We gave it a D
In the beginning, there were those 1950s 3-D glasses with the blue-and-red lenses, the ones that brought you such cheesy fun-house miracles as the Creature from the Black Lagoon swooping his claw out at the audience. Alfred Hitchcock enhanced the technology, using it to greater human effect in Dial M for Murder, but after the early ’60s, the 3-D craze more or less faded away until the age of IMAX, when we all put on sci-fi headset goggles to gawk at larger-than-life images of dinosaurs, sharks, and Siegfried & Roy.
So you know that you’ve entered a new era when you go to one of the 650 theaters where Beowulf, Robert Zemeckis’ soulfully spectacular medieval monster movie, is playing in 3-D (it’s showing in good old two dimensions at other theaters), and you’re handed a pair of glasses that look like something out of a Tom Cruise nostalgia convention. The lightweight specs never have to be adjusted (for once!), and they don’t give you a headache. The best news is that the film makes good on the promise of its technology. In Beowulf, the images are built to pop, and not just because swords, spears, tentacles, blood, and monster drool keep bursting out at the audience. Every shot — of castles and midnight woods, of treasure-filled caves — is built for maximum sculptural luster.
Zemeckis also upgrades the ”performance capture” technique (animation wedded to actors’ facial movements) he employed two years ago in The Polar Express. There, the characters looked like dead-eyed rubber dolls shot full of Botox. They’re now closer to being expressive humans, whether it’s the dissolute Danish king Hrothgar — a dead ringer for Anthony Hopkins, who plays him — or Beowulf, the warrior legend voiced with blokey gruffness by Ray Winstone, his feral stare morphed into that of a squinty-eyed Viking hunk. Beowulf is summoned to kill the marauding creature Grendel, who is one grotesquely amazing beast — a big, misshapen humanoid glob who looks like he’s been roasted on a spit and half-eaten. (He’s like Gollum painted by Francis Bacon.) His face-off with a naked Beowulf has the wonder of a Ray Harryhausen creature feature.

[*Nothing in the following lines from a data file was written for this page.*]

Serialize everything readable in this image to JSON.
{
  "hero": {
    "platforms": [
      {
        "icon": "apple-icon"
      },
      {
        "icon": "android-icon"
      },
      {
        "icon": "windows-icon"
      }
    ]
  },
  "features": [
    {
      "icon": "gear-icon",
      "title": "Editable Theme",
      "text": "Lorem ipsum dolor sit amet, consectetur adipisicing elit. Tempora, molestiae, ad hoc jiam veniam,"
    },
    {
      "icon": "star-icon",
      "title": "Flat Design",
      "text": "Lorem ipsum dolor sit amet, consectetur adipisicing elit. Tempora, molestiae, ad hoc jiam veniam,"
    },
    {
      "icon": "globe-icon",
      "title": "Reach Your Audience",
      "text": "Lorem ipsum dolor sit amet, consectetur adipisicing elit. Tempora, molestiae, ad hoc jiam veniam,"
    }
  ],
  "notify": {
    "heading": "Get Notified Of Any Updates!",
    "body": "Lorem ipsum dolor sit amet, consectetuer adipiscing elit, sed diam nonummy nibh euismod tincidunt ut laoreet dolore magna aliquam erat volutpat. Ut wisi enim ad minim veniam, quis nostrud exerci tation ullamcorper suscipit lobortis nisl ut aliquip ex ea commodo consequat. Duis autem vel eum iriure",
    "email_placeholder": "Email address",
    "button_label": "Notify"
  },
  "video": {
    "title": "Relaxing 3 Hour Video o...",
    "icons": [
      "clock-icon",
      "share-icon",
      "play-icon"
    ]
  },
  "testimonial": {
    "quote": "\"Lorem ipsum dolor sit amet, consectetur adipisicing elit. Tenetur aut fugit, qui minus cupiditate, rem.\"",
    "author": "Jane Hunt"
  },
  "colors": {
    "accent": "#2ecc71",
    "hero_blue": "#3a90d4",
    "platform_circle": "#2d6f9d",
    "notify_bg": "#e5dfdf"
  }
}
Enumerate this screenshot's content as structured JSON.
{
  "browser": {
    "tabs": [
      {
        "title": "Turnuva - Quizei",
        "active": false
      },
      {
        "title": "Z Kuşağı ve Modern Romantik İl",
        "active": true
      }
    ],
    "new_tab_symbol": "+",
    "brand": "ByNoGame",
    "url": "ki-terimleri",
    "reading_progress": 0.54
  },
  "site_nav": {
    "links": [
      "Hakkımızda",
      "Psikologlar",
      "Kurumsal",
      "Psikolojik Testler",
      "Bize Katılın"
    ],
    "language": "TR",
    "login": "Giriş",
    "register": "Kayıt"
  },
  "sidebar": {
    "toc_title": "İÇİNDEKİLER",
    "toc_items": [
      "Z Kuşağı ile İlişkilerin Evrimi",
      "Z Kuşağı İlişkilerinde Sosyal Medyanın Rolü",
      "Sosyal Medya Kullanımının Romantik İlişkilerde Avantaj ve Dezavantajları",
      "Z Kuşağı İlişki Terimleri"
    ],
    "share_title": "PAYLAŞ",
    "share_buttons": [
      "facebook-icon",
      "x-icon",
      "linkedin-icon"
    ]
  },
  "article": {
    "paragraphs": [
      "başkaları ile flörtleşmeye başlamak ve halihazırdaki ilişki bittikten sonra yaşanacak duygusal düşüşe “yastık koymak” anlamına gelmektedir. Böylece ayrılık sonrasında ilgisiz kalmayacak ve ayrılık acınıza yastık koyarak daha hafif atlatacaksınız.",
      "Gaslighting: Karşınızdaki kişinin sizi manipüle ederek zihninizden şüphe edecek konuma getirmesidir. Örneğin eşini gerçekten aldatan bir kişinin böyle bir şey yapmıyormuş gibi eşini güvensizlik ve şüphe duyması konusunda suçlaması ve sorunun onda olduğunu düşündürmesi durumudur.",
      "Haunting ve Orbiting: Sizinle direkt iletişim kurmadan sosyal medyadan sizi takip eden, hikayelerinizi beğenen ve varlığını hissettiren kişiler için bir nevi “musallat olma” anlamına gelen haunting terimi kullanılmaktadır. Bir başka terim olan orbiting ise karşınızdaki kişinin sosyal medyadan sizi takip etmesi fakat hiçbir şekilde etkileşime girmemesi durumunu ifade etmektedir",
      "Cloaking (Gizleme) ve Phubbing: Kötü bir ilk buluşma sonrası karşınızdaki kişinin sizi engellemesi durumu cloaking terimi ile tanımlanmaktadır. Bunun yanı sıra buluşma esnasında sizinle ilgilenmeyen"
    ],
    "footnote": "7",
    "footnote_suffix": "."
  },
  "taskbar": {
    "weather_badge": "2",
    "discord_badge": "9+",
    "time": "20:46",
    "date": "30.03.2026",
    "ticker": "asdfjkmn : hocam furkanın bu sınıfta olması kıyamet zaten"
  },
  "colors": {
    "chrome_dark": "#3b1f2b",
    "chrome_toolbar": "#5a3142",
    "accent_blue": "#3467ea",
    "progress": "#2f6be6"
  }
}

According to the ancient poem, which the script by Neil Gaiman and Roger Avary follows very loosely, Beowulf must then confront Grendel’s mother, a mystic siren who rises out of her cave in the person of a nude Angelina Jolie (are you sensing a theme here?), dripping water off her body like golden chocolate. (I thought: They just added $30 million to the gross.) It’s here that Beowulf acquires an honest touch of intrigue, as our hero is revealed to be less than noble. Yet I won’t overstate the drama. Beowulf is a solemnly gorgeous, at times borderline stolid piece of Tolkien-with-a-joystick mythology. It dares to be quiet, which is worthy of respect, but there would be little to it without the battles, like the hypnotic fight with a dive-bombing dragon, in which the aging Beowulf uses an ax to attach himself to the creature’s hide and, in a thrilling sacrifice, does everything in his power to squelch its heart. Now that’s fun in three dimensions. B+